TASK PROMPT → Restate the full listing word for word; images stay out of it.

INPUT FOR THIS TASK →
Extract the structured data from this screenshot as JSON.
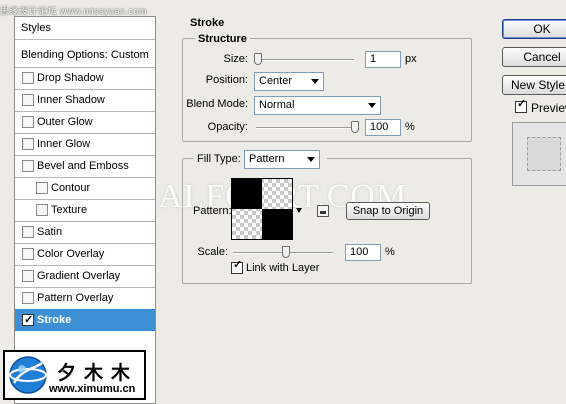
{
  "watermark": {
    "top": "思缘设计论坛 www.missyuan.com",
    "center": "ALFOART.COM"
  },
  "styles_panel": {
    "header": "Styles",
    "blending": "Blending Options: Custom",
    "items": [
      {
        "label": "Drop Shadow",
        "checked": false
      },
      {
        "label": "Inner Shadow",
        "checked": false
      },
      {
        "label": "Outer Glow",
        "checked": false
      },
      {
        "label": "Inner Glow",
        "checked": false
      },
      {
        "label": "Bevel and Emboss",
        "checked": false
      },
      {
        "label": "Contour",
        "checked": false,
        "sub": true
      },
      {
        "label": "Texture",
        "checked": false,
        "sub": true
      },
      {
        "label": "Satin",
        "checked": false
      },
      {
        "label": "Color Overlay",
        "checked": false
      },
      {
        "label": "Gradient Overlay",
        "checked": false
      },
      {
        "label": "Pattern Overlay",
        "checked": false
      },
      {
        "label": "Stroke",
        "checked": true,
        "active": true
      }
    ]
  },
  "stroke": {
    "title": "Stroke",
    "structure_title": "Structure",
    "size_label": "Size:",
    "size_value": "1",
    "size_unit": "px",
    "position_label": "Position:",
    "position_value": "Center",
    "blend_mode_label": "Blend Mode:",
    "blend_mode_value": "Normal",
    "opacity_label": "Opacity:",
    "opacity_value": "100",
    "opacity_unit": "%",
    "fill_type_label": "Fill Type:",
    "fill_type_value": "Pattern",
    "pattern_label": "Pattern:",
    "snap_to_origin": "Snap to Origin",
    "scale_label": "Scale:",
    "scale_value": "100",
    "scale_unit": "%",
    "link_with_layer": "Link with Layer",
    "link_with_layer_checked": true
  },
  "buttons": {
    "ok": "OK",
    "cancel": "Cancel",
    "new_style": "New Style...",
    "preview": "Preview",
    "preview_checked": true
  },
  "logo": {
    "chinese": "夕木木",
    "url": "www.ximumu.cn"
  }
}
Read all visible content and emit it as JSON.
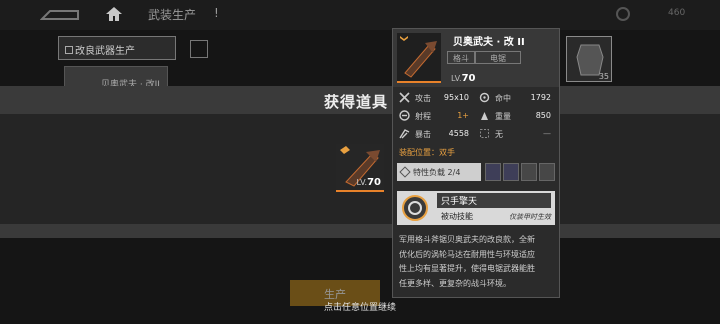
{
  "header": {
    "title": "武装生产",
    "alert": "!",
    "currency_value": "460"
  },
  "tab": {
    "label": "改良武器生产"
  },
  "bg_card": {
    "label": "贝奥武夫 · 改II"
  },
  "bg_thumb": {
    "level": "35"
  },
  "modal": {
    "title": "获得道具",
    "item_level_prefix": "LV.",
    "item_level": "70",
    "produce_label": "生产",
    "continue_hint": "点击任意位置继续"
  },
  "detail": {
    "name": "贝奥武夫 · 改 II",
    "tag1": "格斗",
    "tag2": "电锯",
    "level_prefix": "LV.",
    "level": "70",
    "stats": [
      {
        "icon": "crossed-swords-icon",
        "label": "攻击",
        "value": "95x10",
        "col": 0,
        "row": 0,
        "color": "#eeeeee"
      },
      {
        "icon": "crosshair-icon",
        "label": "命中",
        "value": "1792",
        "col": 1,
        "row": 0,
        "color": "#eeeeee"
      },
      {
        "icon": "range-icon",
        "label": "射程",
        "value": "1+",
        "col": 0,
        "row": 1,
        "color": "#e8a040"
      },
      {
        "icon": "weight-icon",
        "label": "重量",
        "value": "850",
        "col": 1,
        "row": 1,
        "color": "#eeeeee"
      },
      {
        "icon": "burst-icon",
        "label": "暴击",
        "value": "4558",
        "col": 0,
        "row": 2,
        "color": "#eeeeee"
      },
      {
        "icon": "null-icon",
        "label": "无",
        "value": "—",
        "col": 1,
        "row": 2,
        "color": "#999999"
      }
    ],
    "mount_label": "装配位置：双手",
    "trait_label": "特性负载 2/4",
    "skill": {
      "name": "只手擎天",
      "type": "被动技能",
      "note": "仅装甲时生效"
    },
    "description_lines": [
      "军用格斗斧锯贝奥武夫的改良款，全新",
      "优化后的涡轮马达在耐用性与环境适应",
      "性上均有显著提升，使得电锯武器能胜",
      "任更多样、更复杂的战斗环境。"
    ]
  },
  "colors": {
    "accent": "#e8822a",
    "highlight": "#e8a040",
    "panel": "#2b2b2b"
  }
}
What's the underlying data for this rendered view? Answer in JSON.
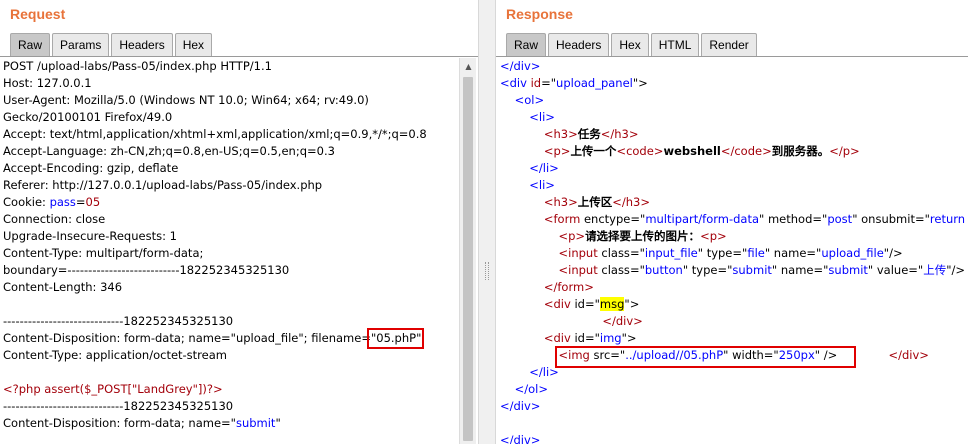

RESULT BELOW →
Extract the structured data from this screenshot as JSON.
{
  "watermark": {
    "top": "思缘设计论坛 www.missyuan.com",
    "center": "ALFOART.COM"
  },
  "styles_panel": {
    "header": "Styles",
    "blending": "Blending Options: Custom",
    "items": [
      {
        "label": "Drop Shadow",
        "checked": false
      },
      {
        "label": "Inner Shadow",
        "checked": false
      },
      {
        "label": "Outer Glow",
        "checked": false
      },
      {
        "label": "Inner Glow",
        "checked": false
      },
      {
        "label": "Bevel and Emboss",
        "checked": false
      },
      {
        "label": "Contour",
        "checked": false,
        "sub": true
      },
      {
        "label": "Texture",
        "checked": false,
        "sub": true
      },
      {
        "label": "Satin",
        "checked": false
      },
      {
        "label": "Color Overlay",
        "checked": false
      },
      {
        "label": "Gradient Overlay",
        "checked": false
      },
      {
        "label": "Pattern Overlay",
        "checked": false
      },
      {
        "label": "Stroke",
        "checked": true,
        "active": true
      }
    ]
  },
  "stroke": {
    "title": "Stroke",
    "structure_title": "Structure",
    "size_label": "Size:",
    "size_value": "1",
    "size_unit": "px",
    "position_label": "Position:",
    "position_value": "Center",
    "blend_mode_label": "Blend Mode:",
    "blend_mode_value": "Normal",
    "opacity_label": "Opacity:",
    "opacity_value": "100",
    "opacity_unit": "%",
    "fill_type_label": "Fill Type:",
    "fill_type_value": "Pattern",
    "pattern_label": "Pattern:",
    "snap_to_origin": "Snap to Origin",
    "scale_label": "Scale:",
    "scale_value": "100",
    "scale_unit": "%",
    "link_with_layer": "Link with Layer",
    "link_with_layer_checked": true
  },
  "buttons": {
    "ok": "OK",
    "cancel": "Cancel",
    "new_style": "New Style...",
    "preview": "Preview",
    "preview_checked": true
  },
  "logo": {
    "chinese": "夕木木",
    "url": "www.ximumu.cn"
  }
}
Read all visible content and emit it as JSON.
{
  "header": {
    "title": "武装生产",
    "alert": "!",
    "currency_value": "460"
  },
  "tab": {
    "label": "改良武器生产"
  },
  "bg_card": {
    "label": "贝奥武夫 · 改II"
  },
  "bg_thumb": {
    "level": "35"
  },
  "modal": {
    "title": "获得道具",
    "item_level_prefix": "LV.",
    "item_level": "70",
    "produce_label": "生产",
    "continue_hint": "点击任意位置继续"
  },
  "detail": {
    "name": "贝奥武夫 · 改 II",
    "tag1": "格斗",
    "tag2": "电锯",
    "level_prefix": "LV.",
    "level": "70",
    "stats": [
      {
        "icon": "crossed-swords-icon",
        "label": "攻击",
        "value": "95x10",
        "col": 0,
        "row": 0,
        "color": "#eeeeee"
      },
      {
        "icon": "crosshair-icon",
        "label": "命中",
        "value": "1792",
        "col": 1,
        "row": 0,
        "color": "#eeeeee"
      },
      {
        "icon": "range-icon",
        "label": "射程",
        "value": "1+",
        "col": 0,
        "row": 1,
        "color": "#e8a040"
      },
      {
        "icon": "weight-icon",
        "label": "重量",
        "value": "850",
        "col": 1,
        "row": 1,
        "color": "#eeeeee"
      },
      {
        "icon": "burst-icon",
        "label": "暴击",
        "value": "4558",
        "col": 0,
        "row": 2,
        "color": "#eeeeee"
      },
      {
        "icon": "null-icon",
        "label": "无",
        "value": "—",
        "col": 1,
        "row": 2,
        "color": "#999999"
      }
    ],
    "mount_label": "装配位置：双手",
    "trait_label": "特性负载 2/4",
    "skill": {
      "name": "只手擎天",
      "type": "被动技能",
      "note": "仅装甲时生效"
    },
    "description_lines": [
      "军用格斗斧锯贝奥武夫的改良款，全新",
      "优化后的涡轮马达在耐用性与环境适应",
      "性上均有显著提升，使得电锯武器能胜",
      "任更多样、更复杂的战斗环境。"
    ]
  },
  "colors": {
    "accent": "#e8822a",
    "highlight": "#e8a040",
    "panel": "#2b2b2b"
  }
}
What's the underlying data for this rendered view? Answer in JSON.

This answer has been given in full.